and insipid as BBC2’s The Bank: A Matter of Life and Debt, which crunches to an end tonight.

But if the sight of overwhelmingly blonde young white women squealing and crying with delight at the news that they’ve landed a job with the airline’s cabin crew on a miserable starting salary of £12,500 a year is your kind of thing, you’ve come to the right checkout desk. Please proceed to Gate 101.

We’re informed at the very start that Virgin is 30 years old this year and losing money; diplomatically, we’re not let in on just how much money is dribbling away.

It’s a still a small airline and some of its modest fleet of 38 planes, all of which have cute names like Tinkerbell and Molly, are showing their age. Molly has less computing power than your average smartphone.

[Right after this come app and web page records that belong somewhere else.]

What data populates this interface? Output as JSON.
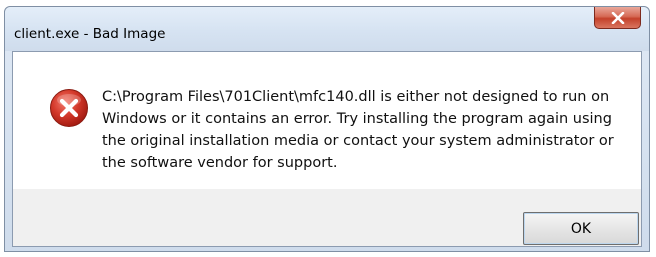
{
  "window": {
    "title": "client.exe - Bad Image"
  },
  "icons": {
    "error": "error-icon",
    "close": "close-icon"
  },
  "message": {
    "lines": [
      "C:\\Program Files\\701Client\\mfc140.dll is either not designed to run on",
      "Windows or it contains an error. Try installing the program again using",
      "the original installation media or contact your system administrator or",
      "the software vendor for support."
    ]
  },
  "buttons": {
    "ok_label": "OK"
  },
  "colors": {
    "close_button": "#c4412a",
    "error_icon": "#c8281e"
  }
}
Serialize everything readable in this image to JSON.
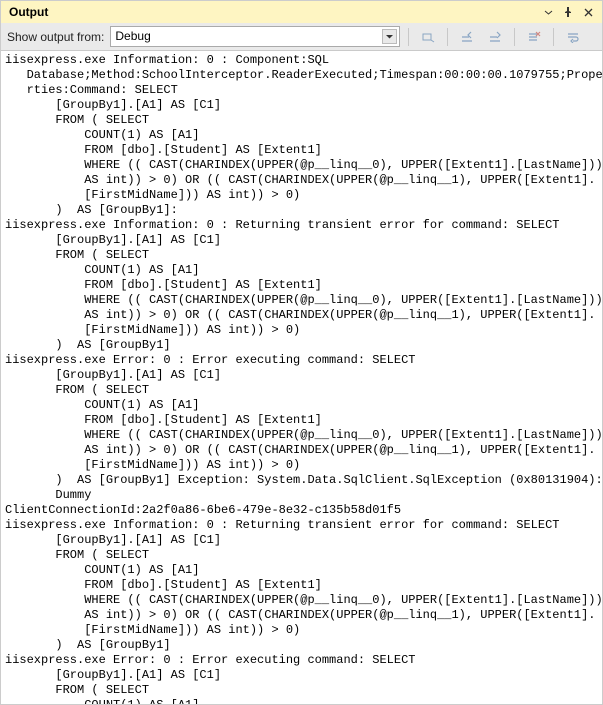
{
  "window": {
    "title": "Output"
  },
  "toolbar": {
    "show_from_label": "Show output from:",
    "source_selected": "Debug"
  },
  "log": [
    "iisexpress.exe Information: 0 : Component:SQL ",
    "   Database;Method:SchoolInterceptor.ReaderExecuted;Timespan:00:00:00.1079755;Prope",
    "   rties:Command: SELECT ",
    "       [GroupBy1].[A1] AS [C1]",
    "       FROM ( SELECT ",
    "           COUNT(1) AS [A1]",
    "           FROM [dbo].[Student] AS [Extent1]",
    "           WHERE (( CAST(CHARINDEX(UPPER(@p__linq__0), UPPER([Extent1].[LastName])) ",
    "           AS int)) > 0) OR (( CAST(CHARINDEX(UPPER(@p__linq__1), UPPER([Extent1].",
    "           [FirstMidName])) AS int)) > 0)",
    "       )  AS [GroupBy1]:",
    "iisexpress.exe Information: 0 : Returning transient error for command: SELECT ",
    "       [GroupBy1].[A1] AS [C1]",
    "       FROM ( SELECT ",
    "           COUNT(1) AS [A1]",
    "           FROM [dbo].[Student] AS [Extent1]",
    "           WHERE (( CAST(CHARINDEX(UPPER(@p__linq__0), UPPER([Extent1].[LastName])) ",
    "           AS int)) > 0) OR (( CAST(CHARINDEX(UPPER(@p__linq__1), UPPER([Extent1].",
    "           [FirstMidName])) AS int)) > 0)",
    "       )  AS [GroupBy1]",
    "iisexpress.exe Error: 0 : Error executing command: SELECT ",
    "       [GroupBy1].[A1] AS [C1]",
    "       FROM ( SELECT ",
    "           COUNT(1) AS [A1]",
    "           FROM [dbo].[Student] AS [Extent1]",
    "           WHERE (( CAST(CHARINDEX(UPPER(@p__linq__0), UPPER([Extent1].[LastName])) ",
    "           AS int)) > 0) OR (( CAST(CHARINDEX(UPPER(@p__linq__1), UPPER([Extent1].",
    "           [FirstMidName])) AS int)) > 0)",
    "       )  AS [GroupBy1] Exception: System.Data.SqlClient.SqlException (0x80131904): ",
    "       Dummy",
    "ClientConnectionId:2a2f0a86-6be6-479e-8e32-c135b58d01f5",
    "iisexpress.exe Information: 0 : Returning transient error for command: SELECT ",
    "       [GroupBy1].[A1] AS [C1]",
    "       FROM ( SELECT ",
    "           COUNT(1) AS [A1]",
    "           FROM [dbo].[Student] AS [Extent1]",
    "           WHERE (( CAST(CHARINDEX(UPPER(@p__linq__0), UPPER([Extent1].[LastName])) ",
    "           AS int)) > 0) OR (( CAST(CHARINDEX(UPPER(@p__linq__1), UPPER([Extent1].",
    "           [FirstMidName])) AS int)) > 0)",
    "       )  AS [GroupBy1]",
    "iisexpress.exe Error: 0 : Error executing command: SELECT ",
    "       [GroupBy1].[A1] AS [C1]",
    "       FROM ( SELECT ",
    "           COUNT(1) AS [A1]"
  ]
}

She’ll get you to New York in one piece all right, but she’s damn all use for streaming movies or playing Candy Crush.

Virgin’s founder, the eternally boyish Richard Branson, hasn’t been hands-on at the company for more than a decade and hasn’t set foot inside the HQ in three years.

He turns up briefly here, handing out 30th birthday party packs to staff, and shaking the hands and pecking the cheeks of employees who’ve been with the company almost as long as he has. Then he’s off again in his limo.

The cabin crew hopefuls, meanwhile, embark on a gruelling five-and-a-half-week training regime involving learning first aid, emergency procedures and how to deal with sick and/or belligerent passengers.

“We need to ‘Virginify’ you,” the course coordinator, the ominously-named Matt Whipp, tells the 148 candidates who’ve been plucked from 2,000 applicants.

We get to see only about five and a half minutes of this — presumably so as not to persuade would-be cabin crew staff to try joining the Royal Marines instead — which means there’s very little sense of jeopardy.

In fact, the only real spark of human drama in the whole laboured hour is generated by Katline, a 58-year-old grandmother who’s worked for years behind a desk in Virgin’s ticketing office but now wants to take to the skies in the coveted red uniform.

Does she make the grade? Of course she does! The moment when she tells her husband, “You’re married to a trolley dolly!” is a genuinely sweet one.

Katline’s maiden flight takes her to Dubai for nine weeks, all expenses paid by the company.

The rest of the time is spent following a designer as he noses around the airline industry’s equivalent of a giant Ikea store, selecting fixtures and fittings to furnish Virgin’s new $300 million Boeing 787 Dreamliner.

These include toilets with mood lighting and 138 “upper-class seats”, an expression that immediately conjures up an image of a seat with a top hat and monocle, clutching a brandy and a cigar in its armrests.

“This has Mick Jagger written all over it,” says someone as one of the seats is screwed into place. Thank God he wasn’t talking about the loo.

UTV/ITV/UTV Ireland, 9pm Tonight